Apart from this, using the train is next to impossible for the disabled people in Bangladesh, considering that even a fully able-bodied person faces difficulties getting onto a train.

According to data obtained from Bangladesh Inland Water Transport Authority (BIWTA), around 4.5 million journeys were undertaken by persons with disabilities (PWDs) through the Sadarghat-Barishal launch terminal between 2017-18. However, there has been little support delivered to persons with disabilities travelling from the capital’s launch terminal.

There is a misconception that ensuring accessibility for persons with disabilities in Dhaka is expensive and unrealistic. The reality is that certain accessibility arrangements are simple and can be easily provided. Though it is also true that some are complex, any attempts at providing accessibility always helps.

Increasing access means creating an environment that can be used by everyone, including  persons with disabilities. By using signage, visual or auditory announcements, assistive services, and slip-resistant paths we can ensure accessibility for persons with disabilities.

Awareness plays a significant role in ensuring inclusive practises, and there is a greater need to change our perception towards persons with disabilities as well. Policy-makers must realize that persons with disabilities can also pro-actively participate in the economy if they get necessary support and cooperation.

The government should also implement the national action plan on disability, which identifies and proposes a large number of measures to be taken by  relevant actors to ensure inclusive practises.  The government should also give special emphasis on skills development, accessible education, accessibility in the public transport, job creation, and health access to  persons with disabilities.

Several international organizations are implementing specific programs for  persons with disabilities in Bangladesh.

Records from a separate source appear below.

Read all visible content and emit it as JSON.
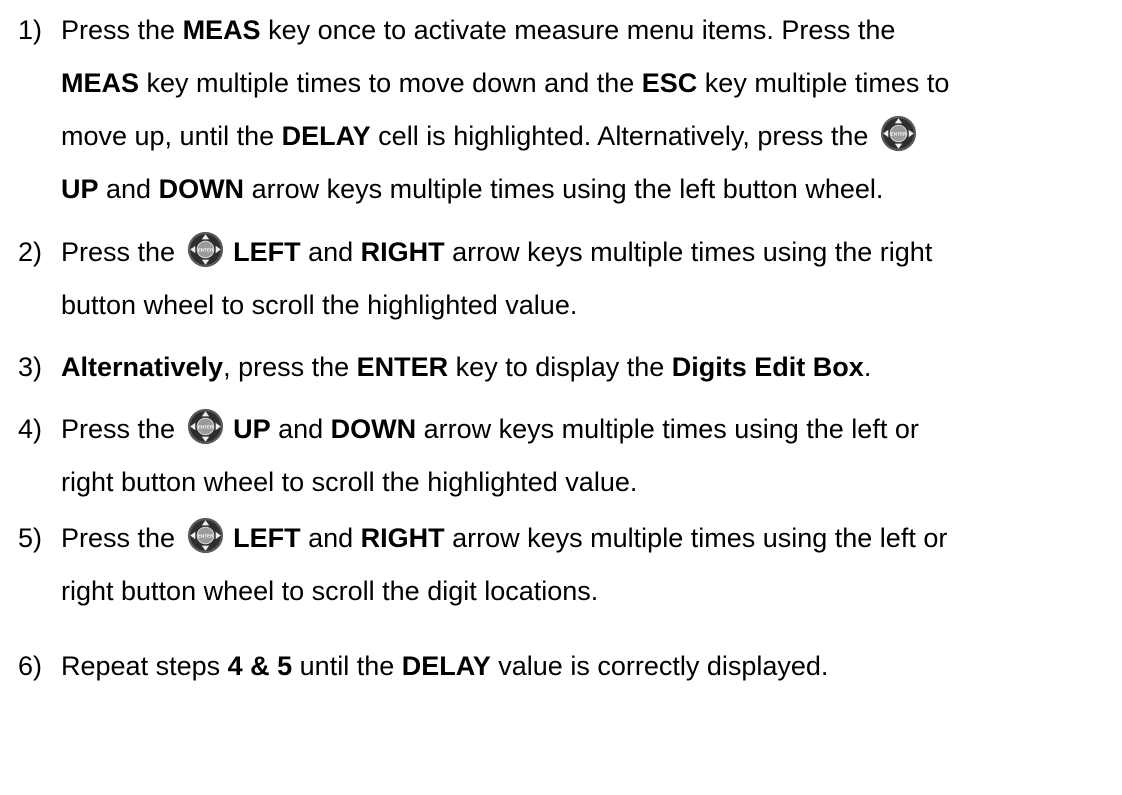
{
  "steps": [
    {
      "num": "1)",
      "parts": [
        {
          "t": "Press the "
        },
        {
          "t": "MEAS",
          "b": true
        },
        {
          "t": " key once to activate measure menu items.  Press the "
        },
        {
          "br": true
        },
        {
          "t": "MEAS",
          "b": true
        },
        {
          "t": " key multiple times to move down and the "
        },
        {
          "t": "ESC",
          "b": true
        },
        {
          "t": " key multiple times to "
        },
        {
          "br": true
        },
        {
          "t": "move up, until the "
        },
        {
          "t": "DELAY",
          "b": true
        },
        {
          "t": " cell is highlighted.  Alternatively, press the "
        },
        {
          "icon": "arrow-pad-icon"
        },
        {
          "br": true
        },
        {
          "t": "UP",
          "b": true
        },
        {
          "t": " and "
        },
        {
          "t": "DOWN",
          "b": true
        },
        {
          "t": " arrow keys multiple times using the left button wheel."
        }
      ]
    },
    {
      "num": "2)",
      "parts": [
        {
          "t": "Press the "
        },
        {
          "icon": "arrow-pad-icon"
        },
        {
          "t": " "
        },
        {
          "t": "LEFT",
          "b": true
        },
        {
          "t": " and "
        },
        {
          "t": "RIGHT",
          "b": true
        },
        {
          "t": " arrow keys multiple times using the right "
        },
        {
          "br": true
        },
        {
          "t": "button wheel to scroll the highlighted value."
        }
      ]
    },
    {
      "num": "3)",
      "parts": [
        {
          "t": "Alternatively",
          "b": true
        },
        {
          "t": ", press the "
        },
        {
          "t": "ENTER",
          "b": true
        },
        {
          "t": " key to display the "
        },
        {
          "t": "Digits Edit Box",
          "b": true
        },
        {
          "t": "."
        }
      ]
    },
    {
      "num": "4)",
      "parts": [
        {
          "t": "Press the "
        },
        {
          "icon": "arrow-pad-icon"
        },
        {
          "t": " "
        },
        {
          "t": "UP",
          "b": true
        },
        {
          "t": " and "
        },
        {
          "t": "DOWN",
          "b": true
        },
        {
          "t": " arrow keys multiple times using the left or "
        },
        {
          "br": true
        },
        {
          "t": "right button wheel to scroll the highlighted value."
        }
      ]
    },
    {
      "num": "5)",
      "parts": [
        {
          "t": "Press the "
        },
        {
          "icon": "arrow-pad-icon"
        },
        {
          "t": " "
        },
        {
          "t": "LEFT",
          "b": true
        },
        {
          "t": " and "
        },
        {
          "t": "RIGHT",
          "b": true
        },
        {
          "t": " arrow keys multiple times using the left or "
        },
        {
          "br": true
        },
        {
          "t": "right button wheel to scroll the digit locations."
        }
      ]
    },
    {
      "num": "6)",
      "parts": [
        {
          "t": "Repeat steps "
        },
        {
          "t": "4 & 5",
          "b": true
        },
        {
          "t": " until the "
        },
        {
          "t": "DELAY",
          "b": true
        },
        {
          "t": " value is correctly displayed."
        }
      ]
    }
  ],
  "icon_label": "ENTER",
  "colors": {
    "pad_outer": "#5a5a5a",
    "pad_inner": "#2e2e2e",
    "pad_center": "#9a9a9a",
    "arrow": "#f0f0f0"
  }
}
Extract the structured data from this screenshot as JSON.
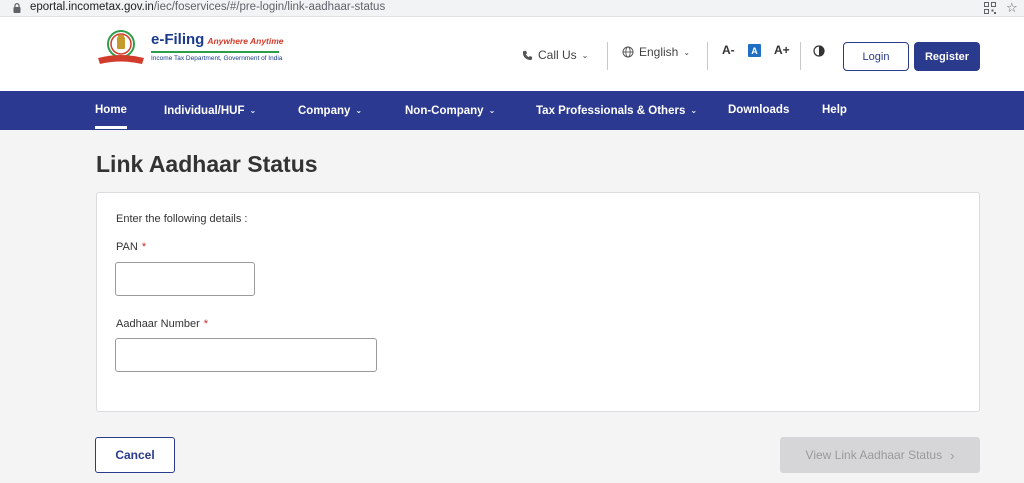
{
  "browser": {
    "url_host": "eportal.incometax.gov.in",
    "url_path": "/iec/foservices/#/pre-login/link-aadhaar-status"
  },
  "header": {
    "logo_title": "e-Filing",
    "logo_tagline": "Anywhere Anytime",
    "logo_subtitle": "Income Tax Department, Government of India",
    "call_us": "Call Us",
    "language": "English",
    "font_small": "A-",
    "font_normal": "A",
    "font_large": "A+",
    "login": "Login",
    "register": "Register"
  },
  "nav": {
    "items": [
      {
        "label": "Home",
        "dropdown": false
      },
      {
        "label": "Individual/HUF",
        "dropdown": true
      },
      {
        "label": "Company",
        "dropdown": true
      },
      {
        "label": "Non-Company",
        "dropdown": true
      },
      {
        "label": "Tax Professionals & Others",
        "dropdown": true
      },
      {
        "label": "Downloads",
        "dropdown": false
      },
      {
        "label": "Help",
        "dropdown": false
      }
    ]
  },
  "page": {
    "title": "Link Aadhaar Status",
    "intro": "Enter the following details :",
    "pan_label": "PAN",
    "aadhaar_label": "Aadhaar Number",
    "required_mark": "*",
    "pan_value": "",
    "aadhaar_value": ""
  },
  "actions": {
    "cancel": "Cancel",
    "view_status": "View Link Aadhaar Status"
  },
  "colors": {
    "nav_bg": "#2b3990",
    "brand_blue": "#2a3a8c",
    "disabled_button": "#d6d6d8",
    "required": "#c62828"
  }
}
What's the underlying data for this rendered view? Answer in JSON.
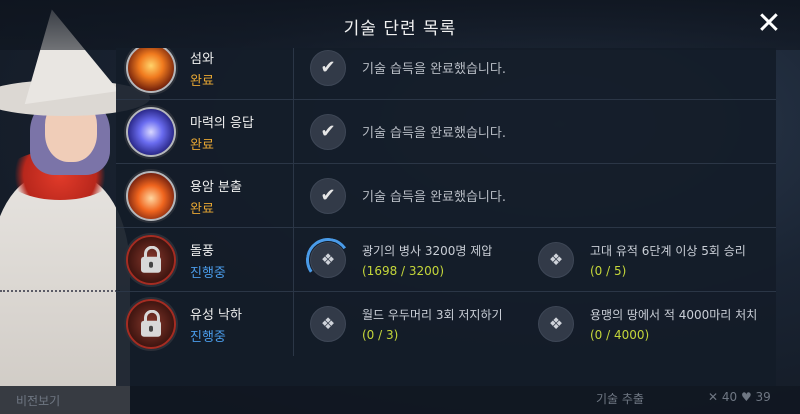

The government should also work closely with them to bring about positive changes in the country.

Whether we want it or not, all of us are likely to experience some form of disability at some point of life, particularly when we grow older. However, disability inclusion has yet to be made a priority in the policy-making framework in our country. If such a large number of people remain unproductive due to lack of proper accessibility and inclusion in our society, our national progress will also be hindered and sporadic. 

Ayon Debnath is a development practitioner and currently working at Sightsavers, a UK-based INGO.